Your assignment:
Search the records below for the word "Configure", then return every line where it appears.

-------- Data

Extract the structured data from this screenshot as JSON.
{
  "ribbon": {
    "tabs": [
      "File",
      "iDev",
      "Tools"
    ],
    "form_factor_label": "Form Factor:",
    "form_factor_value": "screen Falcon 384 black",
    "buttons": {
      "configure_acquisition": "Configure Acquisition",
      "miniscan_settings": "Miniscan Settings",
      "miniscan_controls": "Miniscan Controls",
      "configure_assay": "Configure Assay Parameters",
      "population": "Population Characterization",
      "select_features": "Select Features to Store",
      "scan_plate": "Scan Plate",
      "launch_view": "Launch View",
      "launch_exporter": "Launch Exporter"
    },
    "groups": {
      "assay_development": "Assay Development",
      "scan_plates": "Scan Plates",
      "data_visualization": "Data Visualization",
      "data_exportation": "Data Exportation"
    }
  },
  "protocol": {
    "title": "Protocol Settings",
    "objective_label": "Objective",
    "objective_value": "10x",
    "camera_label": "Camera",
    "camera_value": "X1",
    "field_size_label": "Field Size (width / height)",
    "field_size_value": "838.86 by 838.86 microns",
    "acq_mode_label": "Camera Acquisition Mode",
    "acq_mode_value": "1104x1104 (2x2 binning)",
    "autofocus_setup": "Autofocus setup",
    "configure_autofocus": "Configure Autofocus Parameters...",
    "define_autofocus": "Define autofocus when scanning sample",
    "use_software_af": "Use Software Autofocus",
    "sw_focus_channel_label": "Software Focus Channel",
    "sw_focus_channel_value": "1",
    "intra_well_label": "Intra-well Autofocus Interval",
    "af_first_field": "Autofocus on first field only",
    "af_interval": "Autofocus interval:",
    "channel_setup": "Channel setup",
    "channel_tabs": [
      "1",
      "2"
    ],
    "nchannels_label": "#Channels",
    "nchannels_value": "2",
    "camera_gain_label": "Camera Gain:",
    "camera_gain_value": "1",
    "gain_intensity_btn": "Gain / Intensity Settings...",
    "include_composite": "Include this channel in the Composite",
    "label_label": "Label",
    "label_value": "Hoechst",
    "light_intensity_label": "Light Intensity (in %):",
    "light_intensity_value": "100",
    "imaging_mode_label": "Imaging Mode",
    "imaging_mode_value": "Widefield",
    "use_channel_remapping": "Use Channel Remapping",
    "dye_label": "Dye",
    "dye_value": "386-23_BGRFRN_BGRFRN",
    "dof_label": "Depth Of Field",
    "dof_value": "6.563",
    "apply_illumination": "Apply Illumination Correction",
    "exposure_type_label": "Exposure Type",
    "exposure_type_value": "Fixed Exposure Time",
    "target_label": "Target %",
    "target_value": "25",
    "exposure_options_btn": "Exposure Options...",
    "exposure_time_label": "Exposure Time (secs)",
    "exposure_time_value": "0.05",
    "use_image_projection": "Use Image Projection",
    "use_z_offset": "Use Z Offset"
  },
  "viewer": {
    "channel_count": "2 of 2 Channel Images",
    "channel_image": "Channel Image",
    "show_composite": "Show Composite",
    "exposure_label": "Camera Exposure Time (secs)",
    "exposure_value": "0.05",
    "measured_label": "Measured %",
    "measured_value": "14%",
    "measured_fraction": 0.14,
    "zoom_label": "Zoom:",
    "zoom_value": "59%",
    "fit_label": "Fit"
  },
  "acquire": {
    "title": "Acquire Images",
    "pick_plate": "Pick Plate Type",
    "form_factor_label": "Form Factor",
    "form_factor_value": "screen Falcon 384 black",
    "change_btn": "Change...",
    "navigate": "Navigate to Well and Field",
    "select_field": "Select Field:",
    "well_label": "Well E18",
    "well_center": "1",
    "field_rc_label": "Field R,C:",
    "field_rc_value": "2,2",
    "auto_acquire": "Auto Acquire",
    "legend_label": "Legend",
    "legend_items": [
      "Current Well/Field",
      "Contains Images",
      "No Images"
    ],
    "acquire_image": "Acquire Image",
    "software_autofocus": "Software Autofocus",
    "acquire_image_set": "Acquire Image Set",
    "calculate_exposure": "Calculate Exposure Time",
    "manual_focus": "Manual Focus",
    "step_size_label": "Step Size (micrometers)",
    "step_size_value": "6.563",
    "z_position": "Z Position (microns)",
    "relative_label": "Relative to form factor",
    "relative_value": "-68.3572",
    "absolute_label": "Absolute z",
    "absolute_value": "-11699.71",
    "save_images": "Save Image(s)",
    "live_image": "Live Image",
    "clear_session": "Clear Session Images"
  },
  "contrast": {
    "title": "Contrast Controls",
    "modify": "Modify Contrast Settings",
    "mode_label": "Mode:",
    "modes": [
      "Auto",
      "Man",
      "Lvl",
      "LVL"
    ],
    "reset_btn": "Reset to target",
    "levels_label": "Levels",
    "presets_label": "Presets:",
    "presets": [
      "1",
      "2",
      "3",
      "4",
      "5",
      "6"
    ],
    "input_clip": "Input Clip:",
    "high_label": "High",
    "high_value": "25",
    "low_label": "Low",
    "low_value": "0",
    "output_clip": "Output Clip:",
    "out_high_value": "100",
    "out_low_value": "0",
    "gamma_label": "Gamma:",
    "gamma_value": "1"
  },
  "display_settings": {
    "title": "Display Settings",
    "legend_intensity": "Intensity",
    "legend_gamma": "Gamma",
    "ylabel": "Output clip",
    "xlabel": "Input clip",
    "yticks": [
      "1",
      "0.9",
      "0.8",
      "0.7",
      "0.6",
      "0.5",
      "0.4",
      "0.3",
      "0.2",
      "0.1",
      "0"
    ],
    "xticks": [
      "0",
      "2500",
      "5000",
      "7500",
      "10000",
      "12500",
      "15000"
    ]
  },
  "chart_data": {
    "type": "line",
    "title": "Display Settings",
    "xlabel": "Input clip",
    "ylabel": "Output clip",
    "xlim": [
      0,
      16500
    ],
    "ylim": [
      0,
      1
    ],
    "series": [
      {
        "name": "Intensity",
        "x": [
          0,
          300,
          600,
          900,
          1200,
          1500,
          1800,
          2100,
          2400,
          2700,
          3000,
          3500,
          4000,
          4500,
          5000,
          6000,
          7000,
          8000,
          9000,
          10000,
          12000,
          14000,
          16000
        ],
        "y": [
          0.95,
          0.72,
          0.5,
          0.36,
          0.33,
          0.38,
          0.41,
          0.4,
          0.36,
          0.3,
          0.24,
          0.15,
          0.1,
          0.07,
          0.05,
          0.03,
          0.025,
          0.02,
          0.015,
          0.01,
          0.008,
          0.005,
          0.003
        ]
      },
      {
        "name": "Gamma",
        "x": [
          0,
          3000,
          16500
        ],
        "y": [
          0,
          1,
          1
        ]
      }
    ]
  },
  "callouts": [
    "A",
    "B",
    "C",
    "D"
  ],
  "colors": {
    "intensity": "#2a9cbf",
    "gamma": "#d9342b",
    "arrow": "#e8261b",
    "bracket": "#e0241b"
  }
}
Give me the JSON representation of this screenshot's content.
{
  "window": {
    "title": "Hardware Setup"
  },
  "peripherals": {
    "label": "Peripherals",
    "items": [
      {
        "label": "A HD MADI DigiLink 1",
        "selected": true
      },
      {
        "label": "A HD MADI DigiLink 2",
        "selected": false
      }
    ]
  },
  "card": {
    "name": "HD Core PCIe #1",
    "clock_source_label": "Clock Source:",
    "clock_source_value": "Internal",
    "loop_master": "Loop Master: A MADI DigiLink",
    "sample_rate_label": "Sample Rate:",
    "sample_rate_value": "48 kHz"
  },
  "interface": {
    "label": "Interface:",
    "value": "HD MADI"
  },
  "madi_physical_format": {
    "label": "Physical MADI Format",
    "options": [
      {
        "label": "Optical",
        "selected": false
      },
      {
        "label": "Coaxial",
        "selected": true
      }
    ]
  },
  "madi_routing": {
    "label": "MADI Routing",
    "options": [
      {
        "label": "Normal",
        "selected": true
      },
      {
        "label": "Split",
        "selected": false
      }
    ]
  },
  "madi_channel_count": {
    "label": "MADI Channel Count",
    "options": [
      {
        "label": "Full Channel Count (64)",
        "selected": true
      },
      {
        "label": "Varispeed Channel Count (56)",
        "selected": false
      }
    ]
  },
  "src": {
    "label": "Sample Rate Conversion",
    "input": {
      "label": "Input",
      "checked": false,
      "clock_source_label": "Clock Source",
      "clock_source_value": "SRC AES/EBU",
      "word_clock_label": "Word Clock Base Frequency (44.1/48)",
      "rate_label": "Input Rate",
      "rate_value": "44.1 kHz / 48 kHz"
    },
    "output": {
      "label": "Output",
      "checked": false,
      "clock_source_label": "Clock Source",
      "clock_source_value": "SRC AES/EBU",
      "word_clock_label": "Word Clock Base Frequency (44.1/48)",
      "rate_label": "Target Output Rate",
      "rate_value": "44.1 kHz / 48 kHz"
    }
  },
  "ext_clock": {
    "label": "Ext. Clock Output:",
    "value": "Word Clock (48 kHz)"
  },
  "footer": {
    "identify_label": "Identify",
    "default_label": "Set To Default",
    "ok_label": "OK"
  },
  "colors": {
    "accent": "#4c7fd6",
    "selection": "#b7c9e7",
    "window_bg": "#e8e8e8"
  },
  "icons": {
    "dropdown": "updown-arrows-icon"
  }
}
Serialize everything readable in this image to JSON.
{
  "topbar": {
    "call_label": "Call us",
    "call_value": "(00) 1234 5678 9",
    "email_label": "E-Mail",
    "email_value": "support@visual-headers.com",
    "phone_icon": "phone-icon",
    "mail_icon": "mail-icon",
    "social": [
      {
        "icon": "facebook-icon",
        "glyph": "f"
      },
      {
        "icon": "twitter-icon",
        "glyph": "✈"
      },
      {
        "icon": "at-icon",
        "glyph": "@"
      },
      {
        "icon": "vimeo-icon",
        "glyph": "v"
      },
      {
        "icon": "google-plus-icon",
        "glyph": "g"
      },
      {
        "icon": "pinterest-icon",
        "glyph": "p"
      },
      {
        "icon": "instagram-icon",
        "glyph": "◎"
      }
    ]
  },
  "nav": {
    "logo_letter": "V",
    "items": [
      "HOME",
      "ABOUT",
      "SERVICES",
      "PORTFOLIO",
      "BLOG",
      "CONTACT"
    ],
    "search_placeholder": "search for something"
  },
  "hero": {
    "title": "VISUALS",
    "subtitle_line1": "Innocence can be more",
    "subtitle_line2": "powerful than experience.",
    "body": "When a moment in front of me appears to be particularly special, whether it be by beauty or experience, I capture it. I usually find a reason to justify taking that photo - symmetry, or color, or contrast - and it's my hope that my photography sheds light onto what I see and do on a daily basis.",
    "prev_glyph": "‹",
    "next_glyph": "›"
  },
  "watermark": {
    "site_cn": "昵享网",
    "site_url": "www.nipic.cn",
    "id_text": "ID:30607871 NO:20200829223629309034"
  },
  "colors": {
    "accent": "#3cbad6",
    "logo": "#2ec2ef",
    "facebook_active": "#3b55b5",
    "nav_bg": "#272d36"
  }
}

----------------

Exercise response:
      "configure_acquisition": "Configure Acquisition",
      "configure_assay": "Configure Assay Parameters",
    "configure_autofocus": "Configure Autofocus Parameters...",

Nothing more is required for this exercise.